• DESCRIPTION OF THE TASK:
All entries are to be copied exactly, with pictures removed.

(PROVIDED RECORDS)

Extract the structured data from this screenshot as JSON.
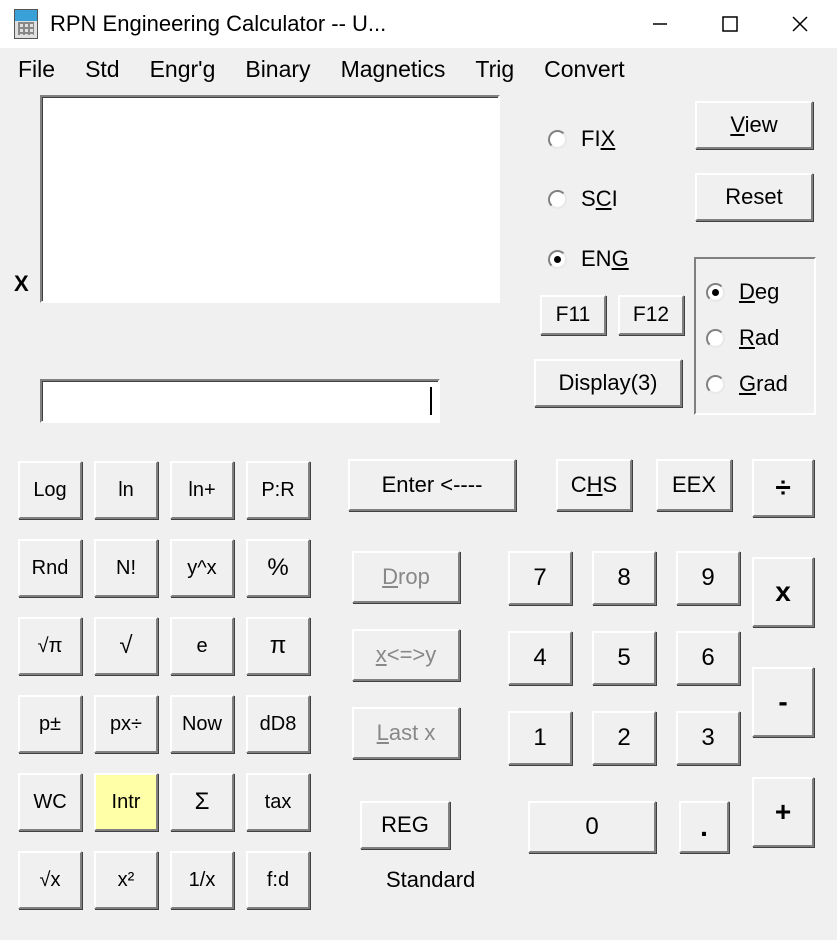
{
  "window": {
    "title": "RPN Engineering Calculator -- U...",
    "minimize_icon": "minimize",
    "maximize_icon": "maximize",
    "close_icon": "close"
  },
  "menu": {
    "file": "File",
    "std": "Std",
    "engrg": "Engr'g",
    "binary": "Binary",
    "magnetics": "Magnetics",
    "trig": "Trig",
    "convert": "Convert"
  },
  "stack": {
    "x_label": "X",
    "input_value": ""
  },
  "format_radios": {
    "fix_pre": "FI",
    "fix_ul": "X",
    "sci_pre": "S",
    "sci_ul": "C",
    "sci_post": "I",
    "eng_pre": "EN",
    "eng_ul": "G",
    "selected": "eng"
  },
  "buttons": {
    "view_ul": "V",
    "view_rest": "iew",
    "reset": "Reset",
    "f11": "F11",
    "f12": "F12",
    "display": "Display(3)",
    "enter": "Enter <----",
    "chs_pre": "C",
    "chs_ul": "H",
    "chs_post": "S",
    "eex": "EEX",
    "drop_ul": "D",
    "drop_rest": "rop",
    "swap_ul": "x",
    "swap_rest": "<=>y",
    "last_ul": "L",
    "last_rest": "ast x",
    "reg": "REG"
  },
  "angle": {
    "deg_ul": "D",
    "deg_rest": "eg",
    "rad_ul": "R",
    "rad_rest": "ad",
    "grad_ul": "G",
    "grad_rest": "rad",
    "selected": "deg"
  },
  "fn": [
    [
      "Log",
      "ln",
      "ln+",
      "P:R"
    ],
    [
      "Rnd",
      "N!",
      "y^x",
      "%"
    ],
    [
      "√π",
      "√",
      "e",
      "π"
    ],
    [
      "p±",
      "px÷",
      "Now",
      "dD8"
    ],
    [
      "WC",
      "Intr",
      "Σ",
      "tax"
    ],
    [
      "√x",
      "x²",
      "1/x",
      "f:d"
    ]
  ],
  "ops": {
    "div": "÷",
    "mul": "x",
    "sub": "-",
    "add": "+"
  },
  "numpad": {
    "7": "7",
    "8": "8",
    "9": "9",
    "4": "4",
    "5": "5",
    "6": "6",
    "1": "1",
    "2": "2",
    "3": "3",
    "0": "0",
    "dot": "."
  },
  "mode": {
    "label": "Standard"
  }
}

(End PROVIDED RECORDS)

• YOUR RESPONSE:
Extract the structured data from this screenshot as JSON.
{
  "window": {
    "title": "RPN Engineering Calculator -- U...",
    "minimize_icon": "minimize",
    "maximize_icon": "maximize",
    "close_icon": "close"
  },
  "menu": {
    "file": "File",
    "std": "Std",
    "engrg": "Engr'g",
    "binary": "Binary",
    "magnetics": "Magnetics",
    "trig": "Trig",
    "convert": "Convert"
  },
  "stack": {
    "x_label": "X",
    "input_value": ""
  },
  "format_radios": {
    "fix_pre": "FI",
    "fix_ul": "X",
    "sci_pre": "S",
    "sci_ul": "C",
    "sci_post": "I",
    "eng_pre": "EN",
    "eng_ul": "G",
    "selected": "eng"
  },
  "buttons": {
    "view_ul": "V",
    "view_rest": "iew",
    "reset": "Reset",
    "f11": "F11",
    "f12": "F12",
    "display": "Display(3)",
    "enter": "Enter <----",
    "chs_pre": "C",
    "chs_ul": "H",
    "chs_post": "S",
    "eex": "EEX",
    "drop_ul": "D",
    "drop_rest": "rop",
    "swap_ul": "x",
    "swap_rest": "<=>y",
    "last_ul": "L",
    "last_rest": "ast x",
    "reg": "REG"
  },
  "angle": {
    "deg_ul": "D",
    "deg_rest": "eg",
    "rad_ul": "R",
    "rad_rest": "ad",
    "grad_ul": "G",
    "grad_rest": "rad",
    "selected": "deg"
  },
  "fn": [
    [
      "Log",
      "ln",
      "ln+",
      "P:R"
    ],
    [
      "Rnd",
      "N!",
      "y^x",
      "%"
    ],
    [
      "√π",
      "√",
      "e",
      "π"
    ],
    [
      "p±",
      "px÷",
      "Now",
      "dD8"
    ],
    [
      "WC",
      "Intr",
      "Σ",
      "tax"
    ],
    [
      "√x",
      "x²",
      "1/x",
      "f:d"
    ]
  ],
  "ops": {
    "div": "÷",
    "mul": "x",
    "sub": "-",
    "add": "+"
  },
  "numpad": {
    "7": "7",
    "8": "8",
    "9": "9",
    "4": "4",
    "5": "5",
    "6": "6",
    "1": "1",
    "2": "2",
    "3": "3",
    "0": "0",
    "dot": "."
  },
  "mode": {
    "label": "Standard"
  }
}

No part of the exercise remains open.